RD: Describe the relationship with your father. Was he always supportive of you persuing your music?
JH: Hmmm this is an interesting question. My family is quite musical but an important component for them is missing with what I do. I was raised in a strict Christian home and no longer follow that which definitely has disappointed them. I think they are happy that I am following my dream of playing music but just wish I was doing something different and closer to what I was raised on
RD: What are some of the traits you think make one a “rad dad”?
JH: I think with all the bullshit that exists in this world, just making you kid(s) your everything makes you rad. There are distractions in this life, there are temptations that can pull you away but overcoming those and making your family first is what matters and I guess it worthy of being a rad dad along with the rad moms out there
RD: Any fatherly words of wisdom to the “rad dads” or any new dads out there reading this?
JH: Family first.

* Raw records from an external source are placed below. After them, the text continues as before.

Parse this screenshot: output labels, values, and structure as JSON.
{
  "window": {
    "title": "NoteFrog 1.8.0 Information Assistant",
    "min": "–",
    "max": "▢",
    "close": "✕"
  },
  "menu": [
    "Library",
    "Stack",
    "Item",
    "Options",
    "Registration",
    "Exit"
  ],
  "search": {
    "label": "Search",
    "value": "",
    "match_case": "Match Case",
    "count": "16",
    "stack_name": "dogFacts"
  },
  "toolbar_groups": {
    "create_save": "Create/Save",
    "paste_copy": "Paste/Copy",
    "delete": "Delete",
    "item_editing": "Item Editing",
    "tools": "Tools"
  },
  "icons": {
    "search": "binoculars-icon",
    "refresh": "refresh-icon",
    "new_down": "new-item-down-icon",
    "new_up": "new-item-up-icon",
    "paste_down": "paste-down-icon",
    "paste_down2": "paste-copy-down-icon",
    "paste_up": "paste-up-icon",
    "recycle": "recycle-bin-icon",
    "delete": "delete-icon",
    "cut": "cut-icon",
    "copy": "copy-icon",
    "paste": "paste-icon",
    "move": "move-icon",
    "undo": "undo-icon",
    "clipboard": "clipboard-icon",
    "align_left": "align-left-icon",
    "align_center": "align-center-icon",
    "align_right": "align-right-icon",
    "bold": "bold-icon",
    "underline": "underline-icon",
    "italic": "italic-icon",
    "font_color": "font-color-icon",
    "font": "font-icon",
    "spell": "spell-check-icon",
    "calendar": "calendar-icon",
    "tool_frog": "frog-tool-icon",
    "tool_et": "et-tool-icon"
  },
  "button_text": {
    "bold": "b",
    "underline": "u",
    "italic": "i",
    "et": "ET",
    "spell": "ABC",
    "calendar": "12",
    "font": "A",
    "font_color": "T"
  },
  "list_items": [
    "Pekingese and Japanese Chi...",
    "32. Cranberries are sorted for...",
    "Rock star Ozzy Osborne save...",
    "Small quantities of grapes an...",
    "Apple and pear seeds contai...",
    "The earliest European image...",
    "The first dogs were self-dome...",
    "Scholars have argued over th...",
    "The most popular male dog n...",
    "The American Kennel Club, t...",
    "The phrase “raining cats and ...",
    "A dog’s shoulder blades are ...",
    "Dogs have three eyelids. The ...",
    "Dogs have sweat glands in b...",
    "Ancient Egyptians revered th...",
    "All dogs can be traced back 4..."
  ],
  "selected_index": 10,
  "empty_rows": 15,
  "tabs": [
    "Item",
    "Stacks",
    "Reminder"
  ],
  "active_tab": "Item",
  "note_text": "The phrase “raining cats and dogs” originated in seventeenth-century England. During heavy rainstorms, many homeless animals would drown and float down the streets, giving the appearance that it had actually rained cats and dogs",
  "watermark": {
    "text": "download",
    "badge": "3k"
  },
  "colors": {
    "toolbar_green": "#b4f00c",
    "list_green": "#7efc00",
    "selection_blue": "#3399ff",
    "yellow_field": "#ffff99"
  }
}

That doesn't mean that your life is over but it does mean that you have to be willing to adapt to the new reality of being a part of raising this child. It's not always easier but it is so rewarding to put that time and effort in.
RD: Hawerchuk or Selanne?
JH: Very tough to answer that one. Hawerchuk was that leader that we had throughout the 80s and he put up some impressive numbers here and then Selanne just came out of the gate firing pucks in the net like a rookie had never done before but didn't end up spending too much time here which was really the heartbreaker. God damn. I feel like I could say Hawerchuk one week and then Selanne the next. They both always came across as classy individuals. Fuck it. Tie, no shootout
ray "bottlerocket" carlisle
Ray Carlisle plays guitar and sings for the band Teenage Bottlerocket, one of Rad Dads favourite punk bands. Ray is a father of one, to his son Milo, and according to Ray they "do rad shit together". Rad Dads recently talked to Ray about being a role-model, being there for your kids and what it's like to tour in a punk band and be a father.